→ WHAT YOU SHOULD DO: When a line of the records contains "drawing", copy it.
======
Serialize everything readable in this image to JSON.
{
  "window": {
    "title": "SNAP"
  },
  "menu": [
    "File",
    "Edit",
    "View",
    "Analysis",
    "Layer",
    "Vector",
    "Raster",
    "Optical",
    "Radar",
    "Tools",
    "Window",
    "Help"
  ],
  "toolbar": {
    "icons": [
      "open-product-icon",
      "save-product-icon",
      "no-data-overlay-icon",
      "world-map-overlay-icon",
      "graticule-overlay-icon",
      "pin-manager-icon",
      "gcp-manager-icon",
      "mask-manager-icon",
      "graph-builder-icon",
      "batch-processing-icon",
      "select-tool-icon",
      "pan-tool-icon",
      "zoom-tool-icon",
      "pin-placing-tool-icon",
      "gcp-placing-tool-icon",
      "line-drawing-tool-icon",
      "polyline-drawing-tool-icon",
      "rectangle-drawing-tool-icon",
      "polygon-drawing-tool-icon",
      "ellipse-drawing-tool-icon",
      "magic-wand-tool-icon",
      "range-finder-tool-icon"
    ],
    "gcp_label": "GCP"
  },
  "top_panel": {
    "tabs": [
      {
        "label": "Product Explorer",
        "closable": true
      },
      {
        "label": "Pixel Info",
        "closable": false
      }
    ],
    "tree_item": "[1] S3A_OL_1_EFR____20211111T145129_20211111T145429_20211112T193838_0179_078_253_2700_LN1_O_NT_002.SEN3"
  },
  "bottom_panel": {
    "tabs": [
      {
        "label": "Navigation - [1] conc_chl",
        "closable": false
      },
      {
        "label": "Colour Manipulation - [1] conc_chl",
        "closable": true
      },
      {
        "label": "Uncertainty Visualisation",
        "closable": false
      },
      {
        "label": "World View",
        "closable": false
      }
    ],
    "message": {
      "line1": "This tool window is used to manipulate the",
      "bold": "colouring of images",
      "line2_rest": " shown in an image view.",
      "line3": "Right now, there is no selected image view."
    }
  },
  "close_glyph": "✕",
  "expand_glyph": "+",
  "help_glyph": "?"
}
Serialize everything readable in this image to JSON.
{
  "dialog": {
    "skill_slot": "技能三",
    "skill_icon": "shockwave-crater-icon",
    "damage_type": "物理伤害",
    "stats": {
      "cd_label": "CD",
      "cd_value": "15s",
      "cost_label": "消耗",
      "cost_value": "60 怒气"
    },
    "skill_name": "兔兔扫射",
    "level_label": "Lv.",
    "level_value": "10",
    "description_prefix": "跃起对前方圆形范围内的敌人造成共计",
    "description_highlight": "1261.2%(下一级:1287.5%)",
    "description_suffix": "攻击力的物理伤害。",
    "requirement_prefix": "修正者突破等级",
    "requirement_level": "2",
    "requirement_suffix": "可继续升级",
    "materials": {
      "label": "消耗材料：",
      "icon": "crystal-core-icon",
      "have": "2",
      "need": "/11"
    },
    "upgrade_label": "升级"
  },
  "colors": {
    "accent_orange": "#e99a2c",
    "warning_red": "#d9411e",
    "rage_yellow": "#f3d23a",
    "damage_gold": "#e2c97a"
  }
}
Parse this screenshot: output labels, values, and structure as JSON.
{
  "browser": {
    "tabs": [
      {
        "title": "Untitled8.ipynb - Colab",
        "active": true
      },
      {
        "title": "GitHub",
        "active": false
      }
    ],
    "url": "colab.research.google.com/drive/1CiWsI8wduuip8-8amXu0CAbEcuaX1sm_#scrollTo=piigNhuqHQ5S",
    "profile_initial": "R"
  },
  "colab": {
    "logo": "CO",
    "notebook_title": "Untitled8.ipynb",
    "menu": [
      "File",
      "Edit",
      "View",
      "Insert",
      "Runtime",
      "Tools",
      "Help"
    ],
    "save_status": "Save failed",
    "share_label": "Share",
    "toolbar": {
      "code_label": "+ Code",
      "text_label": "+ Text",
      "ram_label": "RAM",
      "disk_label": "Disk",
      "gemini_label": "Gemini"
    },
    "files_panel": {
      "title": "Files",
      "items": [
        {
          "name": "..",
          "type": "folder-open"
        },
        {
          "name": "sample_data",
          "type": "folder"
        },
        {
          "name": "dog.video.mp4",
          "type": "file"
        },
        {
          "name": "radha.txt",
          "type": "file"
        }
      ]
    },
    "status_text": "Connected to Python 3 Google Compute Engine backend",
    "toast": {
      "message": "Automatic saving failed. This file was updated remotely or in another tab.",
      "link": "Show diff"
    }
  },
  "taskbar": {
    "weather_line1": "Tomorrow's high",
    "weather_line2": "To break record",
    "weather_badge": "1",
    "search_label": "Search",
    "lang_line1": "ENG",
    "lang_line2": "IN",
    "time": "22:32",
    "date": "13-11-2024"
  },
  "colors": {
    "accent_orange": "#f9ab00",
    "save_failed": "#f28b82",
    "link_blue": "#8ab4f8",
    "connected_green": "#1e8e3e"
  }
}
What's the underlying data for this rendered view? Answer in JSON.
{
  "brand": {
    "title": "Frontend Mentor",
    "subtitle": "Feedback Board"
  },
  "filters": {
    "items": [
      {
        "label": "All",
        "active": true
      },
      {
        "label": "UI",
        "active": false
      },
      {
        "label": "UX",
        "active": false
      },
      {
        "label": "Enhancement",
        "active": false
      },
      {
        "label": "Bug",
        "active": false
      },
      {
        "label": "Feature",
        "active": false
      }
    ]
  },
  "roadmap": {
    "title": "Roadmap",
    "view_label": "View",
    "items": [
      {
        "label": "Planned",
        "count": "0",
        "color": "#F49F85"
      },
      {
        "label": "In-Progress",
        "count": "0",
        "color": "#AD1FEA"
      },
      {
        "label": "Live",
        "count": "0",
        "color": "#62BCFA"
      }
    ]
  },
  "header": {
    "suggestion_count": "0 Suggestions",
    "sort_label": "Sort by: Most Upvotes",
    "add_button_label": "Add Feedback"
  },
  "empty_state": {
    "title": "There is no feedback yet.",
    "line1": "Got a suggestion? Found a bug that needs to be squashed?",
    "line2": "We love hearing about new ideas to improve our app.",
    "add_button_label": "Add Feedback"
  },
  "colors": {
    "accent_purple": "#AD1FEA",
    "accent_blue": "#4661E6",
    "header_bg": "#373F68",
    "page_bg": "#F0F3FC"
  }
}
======
→ SOLUTION TO THIS PROBLEM:
      "line-drawing-tool-icon",
      "polyline-drawing-tool-icon",
      "rectangle-drawing-tool-icon",
      "polygon-drawing-tool-icon",
      "ellipse-drawing-tool-icon",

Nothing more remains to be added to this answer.